At 20 years of age, Kane is already entering his third season in the NHL. While he may not have broken into the league at such a young age on a stronger club, it still speaks to the supreme talent and physical maturity that Kane displayed as an 18 year old. His calling cards are simple yet classic: big and fast, with sweet hands and a hard shot. He can dangle, he can take the puck hard to the net, and he plays with an edge. Evander Kane has game breaking talent; he is the forward around whom our offence should be built.
In just his second (and final) year of junior hockey, Kane scored 48 goals and 96 points in just 61 games, finishing as a WHL First Team All-Star. He played for Canada at the World Junior Championships at age *17 – a rare feat considering the tournament is made up primarily of 19 year olds. On the strength of this fantastic year, he was chosen 4th overall in the 2009 NHL Entry Draft – immediately after highly touted prospects John Tavares, Victor Hedman and Matt Duchene. Kane’s junior hockey coach, Don Hay, wasn’t the least bit surprised to see him drafted that early. Hay, who also coached Jarome Iginla and Shane Doan when they were in junior hockey, said that Kane was actually a better player at that age than either Iginla or Doan. While he made no guarantees of Kane having similar NHL success, it says a lot about just how talented a player Kane is.
*The only 17 year olds to play for Canada at the WJC in the last decade are Jason Spezza, Jay Bouwmeester, Rick Nash, Sidney Crosby, Jonathan Toews, Sam Gagner, Steven Stamkos, John Tavares, and Ryan Ellis – most of whom are stars in the NHL today.
Kane made his NHL debut in the fall of 2009. Like most rookies, he didn’t receive a lot of ice time, averaging less than 14 minutes per game, only 20 seconds of which came on the powerplay. He also sustained a foot injury in March of 2010 and missed 15 games. Despite all this, he managed to score 14 goals in just 66 games. After the NHL season finished, he was invited to play for Canada at the World Hockey along with elite players like Corey Perry and Steven Stamkos, and other young stars like John Tavares and Matt Duchene. In that star-studded line-up, he finished tied for 6th in scoring.

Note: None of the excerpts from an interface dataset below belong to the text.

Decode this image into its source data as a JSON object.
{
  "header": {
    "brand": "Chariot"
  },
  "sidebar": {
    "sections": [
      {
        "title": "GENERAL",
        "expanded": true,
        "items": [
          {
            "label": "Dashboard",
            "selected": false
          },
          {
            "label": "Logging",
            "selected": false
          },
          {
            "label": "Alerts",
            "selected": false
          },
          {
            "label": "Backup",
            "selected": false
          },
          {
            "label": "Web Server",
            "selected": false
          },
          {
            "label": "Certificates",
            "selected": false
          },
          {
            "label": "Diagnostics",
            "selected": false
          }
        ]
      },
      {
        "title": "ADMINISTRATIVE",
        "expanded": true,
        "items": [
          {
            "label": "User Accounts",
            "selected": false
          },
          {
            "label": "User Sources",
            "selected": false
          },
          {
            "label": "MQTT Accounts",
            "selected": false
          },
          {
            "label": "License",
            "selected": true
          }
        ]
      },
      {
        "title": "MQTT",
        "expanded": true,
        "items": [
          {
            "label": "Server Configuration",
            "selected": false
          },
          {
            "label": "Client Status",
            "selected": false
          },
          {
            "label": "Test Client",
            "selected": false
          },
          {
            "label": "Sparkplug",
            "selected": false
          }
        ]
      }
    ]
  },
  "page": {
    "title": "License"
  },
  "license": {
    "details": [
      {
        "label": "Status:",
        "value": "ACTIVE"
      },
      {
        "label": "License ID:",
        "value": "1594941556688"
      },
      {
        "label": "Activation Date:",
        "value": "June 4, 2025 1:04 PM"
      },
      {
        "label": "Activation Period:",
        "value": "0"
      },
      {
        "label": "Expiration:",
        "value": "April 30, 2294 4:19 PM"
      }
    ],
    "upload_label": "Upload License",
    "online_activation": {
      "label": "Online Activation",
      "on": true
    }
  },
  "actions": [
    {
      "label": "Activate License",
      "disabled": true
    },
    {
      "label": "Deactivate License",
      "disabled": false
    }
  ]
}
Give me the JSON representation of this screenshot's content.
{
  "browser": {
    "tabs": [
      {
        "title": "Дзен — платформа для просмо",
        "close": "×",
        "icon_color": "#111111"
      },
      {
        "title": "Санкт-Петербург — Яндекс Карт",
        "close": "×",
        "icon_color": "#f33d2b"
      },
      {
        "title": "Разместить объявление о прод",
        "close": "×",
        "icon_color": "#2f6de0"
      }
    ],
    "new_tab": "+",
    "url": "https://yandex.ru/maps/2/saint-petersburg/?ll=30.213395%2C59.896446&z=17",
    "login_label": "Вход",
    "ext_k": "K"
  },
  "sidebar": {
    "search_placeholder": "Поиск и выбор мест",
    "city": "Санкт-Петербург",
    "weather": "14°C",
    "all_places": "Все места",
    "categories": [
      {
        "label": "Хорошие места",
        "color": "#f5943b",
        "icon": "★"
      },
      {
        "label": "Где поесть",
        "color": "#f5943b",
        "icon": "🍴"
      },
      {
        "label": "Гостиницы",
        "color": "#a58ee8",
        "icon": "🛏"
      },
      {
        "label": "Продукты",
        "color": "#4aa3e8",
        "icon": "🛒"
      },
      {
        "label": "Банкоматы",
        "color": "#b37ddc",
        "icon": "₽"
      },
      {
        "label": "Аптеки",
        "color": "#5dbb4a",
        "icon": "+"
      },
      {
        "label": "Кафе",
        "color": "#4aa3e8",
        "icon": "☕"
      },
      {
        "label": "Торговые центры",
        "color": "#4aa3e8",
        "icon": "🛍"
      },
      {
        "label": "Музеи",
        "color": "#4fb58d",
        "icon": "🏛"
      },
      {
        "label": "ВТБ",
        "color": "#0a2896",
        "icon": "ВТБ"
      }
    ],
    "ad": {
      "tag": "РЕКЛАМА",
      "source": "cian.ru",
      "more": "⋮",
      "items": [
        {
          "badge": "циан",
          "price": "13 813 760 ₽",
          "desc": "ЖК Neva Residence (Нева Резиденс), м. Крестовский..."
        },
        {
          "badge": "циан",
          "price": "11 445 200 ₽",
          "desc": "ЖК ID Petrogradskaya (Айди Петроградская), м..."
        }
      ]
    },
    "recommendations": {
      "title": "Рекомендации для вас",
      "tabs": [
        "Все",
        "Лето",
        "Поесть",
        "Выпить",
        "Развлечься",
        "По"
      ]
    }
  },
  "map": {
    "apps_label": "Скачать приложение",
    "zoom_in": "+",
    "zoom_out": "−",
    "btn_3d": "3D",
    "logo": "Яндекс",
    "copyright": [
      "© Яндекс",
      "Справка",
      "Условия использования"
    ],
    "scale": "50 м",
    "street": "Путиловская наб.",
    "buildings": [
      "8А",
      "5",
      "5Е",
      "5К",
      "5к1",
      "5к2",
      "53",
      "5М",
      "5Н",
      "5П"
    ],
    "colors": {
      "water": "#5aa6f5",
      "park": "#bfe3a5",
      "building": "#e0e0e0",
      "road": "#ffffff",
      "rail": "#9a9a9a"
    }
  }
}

In just his second NHL season, Kane became an important offensive contributor. He scored 16 goals and 17 assists in his first 48 games, helping to put the Thrashers in playoff contention heading into February. However, as his team’s play declined, Kane’s production tailed off, scoring only 3 goals in his last 25 games. Nonetheless, it was a successful sophomore season, as he improved in almost every statistical category. His ice time increased to nearly 18 minutes per game; he led all Thrashers forwards in shots with 234, up from 127 the previous year; and he scored 19 goals and 43 points – good for 3rd among forwards. He was again invited to play for Canada at the IIHF World Hockey Championships; one of only a handful of Canadians to do so twice as a teenager.
Based on his skill set, pedigree, and production thus far, Kane looks more than capable of being a first-line NHL winger. However, it’s important to temper expectations of a player that’s still so young, particularly when many of the key players around him are also years from their prime. While Kane may be the most talented forward on the team, it’s asking a lot of a 20 year old player to lead a team offensively at such a young age. It reminds me of a quote from Guy Carboneau a few years ago when he was still coaching the Habs. A reporter asked Carboneau if he thought rookie centre Mikhail Grabovski could help elevate the play of enigmatic Russian winger Alex Kovalev. Carboneau looked at the reporter in a dismissive fashion and said “it’s not Grabovski’s responsibility to improve Kovalev’s play. Alex Kovalev is an NHL veteran – that’s his job.” Kane has the skill to score 30, or even 40 goals, but that day is probably a few years down the road. For the time being, he should be looked upon as a great second line option.
2011-2012 stats prediction: 75GP 25G 27A 52P
Draft: 4th overall in 2009